___ Material to process

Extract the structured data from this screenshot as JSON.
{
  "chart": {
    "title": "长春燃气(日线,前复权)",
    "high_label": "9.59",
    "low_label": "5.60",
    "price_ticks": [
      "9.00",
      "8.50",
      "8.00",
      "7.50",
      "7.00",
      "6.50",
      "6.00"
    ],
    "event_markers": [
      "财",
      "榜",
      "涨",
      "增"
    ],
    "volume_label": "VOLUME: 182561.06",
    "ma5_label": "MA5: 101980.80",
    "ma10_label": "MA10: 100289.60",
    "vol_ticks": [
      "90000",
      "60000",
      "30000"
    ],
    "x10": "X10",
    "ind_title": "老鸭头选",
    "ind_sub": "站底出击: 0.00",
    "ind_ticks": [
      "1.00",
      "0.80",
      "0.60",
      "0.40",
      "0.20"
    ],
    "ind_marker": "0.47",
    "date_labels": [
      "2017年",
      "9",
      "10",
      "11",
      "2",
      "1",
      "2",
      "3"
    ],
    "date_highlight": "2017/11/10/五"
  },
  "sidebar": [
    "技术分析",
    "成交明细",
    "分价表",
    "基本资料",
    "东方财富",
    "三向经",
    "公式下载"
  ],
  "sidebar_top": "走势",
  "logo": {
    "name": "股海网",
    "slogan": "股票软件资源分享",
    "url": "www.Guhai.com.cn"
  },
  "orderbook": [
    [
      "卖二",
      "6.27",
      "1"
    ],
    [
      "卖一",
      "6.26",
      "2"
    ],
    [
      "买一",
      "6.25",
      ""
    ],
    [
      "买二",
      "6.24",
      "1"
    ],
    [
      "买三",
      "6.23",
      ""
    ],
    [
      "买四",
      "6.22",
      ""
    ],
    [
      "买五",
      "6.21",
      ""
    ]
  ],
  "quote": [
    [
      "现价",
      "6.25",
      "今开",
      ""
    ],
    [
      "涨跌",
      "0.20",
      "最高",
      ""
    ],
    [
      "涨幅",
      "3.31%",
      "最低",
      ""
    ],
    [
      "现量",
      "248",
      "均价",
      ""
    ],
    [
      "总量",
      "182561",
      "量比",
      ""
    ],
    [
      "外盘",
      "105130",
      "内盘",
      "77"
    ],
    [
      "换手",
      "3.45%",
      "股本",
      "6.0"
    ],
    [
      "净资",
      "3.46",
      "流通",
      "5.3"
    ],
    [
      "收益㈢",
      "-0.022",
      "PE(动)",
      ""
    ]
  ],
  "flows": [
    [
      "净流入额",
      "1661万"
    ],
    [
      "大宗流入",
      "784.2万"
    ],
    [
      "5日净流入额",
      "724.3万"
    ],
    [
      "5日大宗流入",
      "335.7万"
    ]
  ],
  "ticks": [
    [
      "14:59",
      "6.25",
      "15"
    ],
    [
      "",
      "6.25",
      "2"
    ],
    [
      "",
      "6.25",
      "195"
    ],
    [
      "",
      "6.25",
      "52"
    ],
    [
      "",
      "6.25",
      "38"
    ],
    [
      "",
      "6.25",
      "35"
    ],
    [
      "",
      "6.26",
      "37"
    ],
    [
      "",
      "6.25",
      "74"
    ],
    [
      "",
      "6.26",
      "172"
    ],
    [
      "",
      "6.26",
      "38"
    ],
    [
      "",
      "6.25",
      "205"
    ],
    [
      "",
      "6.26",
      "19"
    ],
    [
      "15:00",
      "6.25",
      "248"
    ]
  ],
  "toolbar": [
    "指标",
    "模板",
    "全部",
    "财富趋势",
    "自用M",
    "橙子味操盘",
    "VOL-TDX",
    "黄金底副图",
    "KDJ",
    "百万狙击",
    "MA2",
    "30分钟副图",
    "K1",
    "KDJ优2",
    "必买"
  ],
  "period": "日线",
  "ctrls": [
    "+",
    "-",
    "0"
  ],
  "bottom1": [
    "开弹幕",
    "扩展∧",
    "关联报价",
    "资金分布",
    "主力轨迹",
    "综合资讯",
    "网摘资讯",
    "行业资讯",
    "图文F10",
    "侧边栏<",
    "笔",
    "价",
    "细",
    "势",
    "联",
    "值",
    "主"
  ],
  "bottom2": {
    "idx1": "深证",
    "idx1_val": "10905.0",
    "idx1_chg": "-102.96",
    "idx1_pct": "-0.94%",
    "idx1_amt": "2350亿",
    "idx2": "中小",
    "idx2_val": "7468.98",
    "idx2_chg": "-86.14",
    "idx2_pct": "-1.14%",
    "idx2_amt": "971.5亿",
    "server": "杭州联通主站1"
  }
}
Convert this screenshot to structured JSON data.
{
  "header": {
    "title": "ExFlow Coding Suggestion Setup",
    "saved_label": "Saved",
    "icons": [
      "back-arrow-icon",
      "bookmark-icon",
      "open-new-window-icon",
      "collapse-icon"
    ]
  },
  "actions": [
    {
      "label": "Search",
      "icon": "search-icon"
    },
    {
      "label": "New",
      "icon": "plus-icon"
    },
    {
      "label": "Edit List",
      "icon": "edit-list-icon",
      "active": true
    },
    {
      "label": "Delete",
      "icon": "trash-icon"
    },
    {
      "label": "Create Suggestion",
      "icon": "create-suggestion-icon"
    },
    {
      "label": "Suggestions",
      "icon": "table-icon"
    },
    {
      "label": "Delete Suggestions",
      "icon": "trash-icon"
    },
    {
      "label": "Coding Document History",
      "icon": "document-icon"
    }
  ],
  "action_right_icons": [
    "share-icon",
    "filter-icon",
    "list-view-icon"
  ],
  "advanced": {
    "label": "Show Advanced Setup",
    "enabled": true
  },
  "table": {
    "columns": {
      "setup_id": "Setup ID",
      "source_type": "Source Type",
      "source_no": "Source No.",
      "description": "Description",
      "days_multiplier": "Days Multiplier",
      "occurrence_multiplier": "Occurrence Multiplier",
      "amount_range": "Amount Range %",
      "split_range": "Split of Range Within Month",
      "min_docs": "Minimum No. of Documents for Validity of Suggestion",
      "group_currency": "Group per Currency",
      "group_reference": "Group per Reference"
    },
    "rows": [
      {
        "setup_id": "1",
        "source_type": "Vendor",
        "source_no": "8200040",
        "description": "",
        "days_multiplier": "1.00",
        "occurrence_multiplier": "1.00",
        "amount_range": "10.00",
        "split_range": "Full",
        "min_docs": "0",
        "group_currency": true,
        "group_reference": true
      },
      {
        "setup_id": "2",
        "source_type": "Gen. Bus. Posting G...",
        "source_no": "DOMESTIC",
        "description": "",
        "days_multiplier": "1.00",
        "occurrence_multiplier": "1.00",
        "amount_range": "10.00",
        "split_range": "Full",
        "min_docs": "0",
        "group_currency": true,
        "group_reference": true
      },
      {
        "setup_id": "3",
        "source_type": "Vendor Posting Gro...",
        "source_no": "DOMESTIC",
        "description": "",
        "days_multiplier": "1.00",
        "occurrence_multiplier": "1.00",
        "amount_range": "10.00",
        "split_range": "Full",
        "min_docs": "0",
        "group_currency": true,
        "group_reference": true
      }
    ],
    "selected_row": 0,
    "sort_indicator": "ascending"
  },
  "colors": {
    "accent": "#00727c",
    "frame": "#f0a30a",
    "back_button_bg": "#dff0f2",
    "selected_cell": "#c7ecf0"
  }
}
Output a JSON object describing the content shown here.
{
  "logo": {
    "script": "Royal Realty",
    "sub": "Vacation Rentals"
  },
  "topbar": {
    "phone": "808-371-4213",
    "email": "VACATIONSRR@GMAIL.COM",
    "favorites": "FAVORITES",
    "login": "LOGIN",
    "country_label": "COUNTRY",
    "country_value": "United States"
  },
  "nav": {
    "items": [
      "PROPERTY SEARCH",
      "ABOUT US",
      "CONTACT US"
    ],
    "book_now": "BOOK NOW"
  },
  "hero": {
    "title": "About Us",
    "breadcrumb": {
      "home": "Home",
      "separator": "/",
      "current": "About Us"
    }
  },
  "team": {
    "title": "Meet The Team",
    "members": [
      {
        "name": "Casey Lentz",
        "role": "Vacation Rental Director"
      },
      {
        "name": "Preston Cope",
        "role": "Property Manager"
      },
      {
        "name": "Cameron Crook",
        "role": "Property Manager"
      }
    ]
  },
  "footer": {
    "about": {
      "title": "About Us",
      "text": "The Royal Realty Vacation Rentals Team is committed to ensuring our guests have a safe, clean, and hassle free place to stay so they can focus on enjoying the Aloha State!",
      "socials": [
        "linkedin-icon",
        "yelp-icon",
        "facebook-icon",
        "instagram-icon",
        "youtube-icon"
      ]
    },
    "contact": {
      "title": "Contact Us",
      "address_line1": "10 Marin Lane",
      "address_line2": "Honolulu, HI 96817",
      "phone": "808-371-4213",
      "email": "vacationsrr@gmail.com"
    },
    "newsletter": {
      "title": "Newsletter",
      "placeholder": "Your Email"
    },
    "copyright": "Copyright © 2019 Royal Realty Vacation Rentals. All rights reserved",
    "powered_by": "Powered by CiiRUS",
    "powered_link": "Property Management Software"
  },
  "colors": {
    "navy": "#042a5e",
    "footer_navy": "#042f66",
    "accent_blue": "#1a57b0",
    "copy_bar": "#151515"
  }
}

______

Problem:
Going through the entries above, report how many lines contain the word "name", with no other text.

Task solution:
4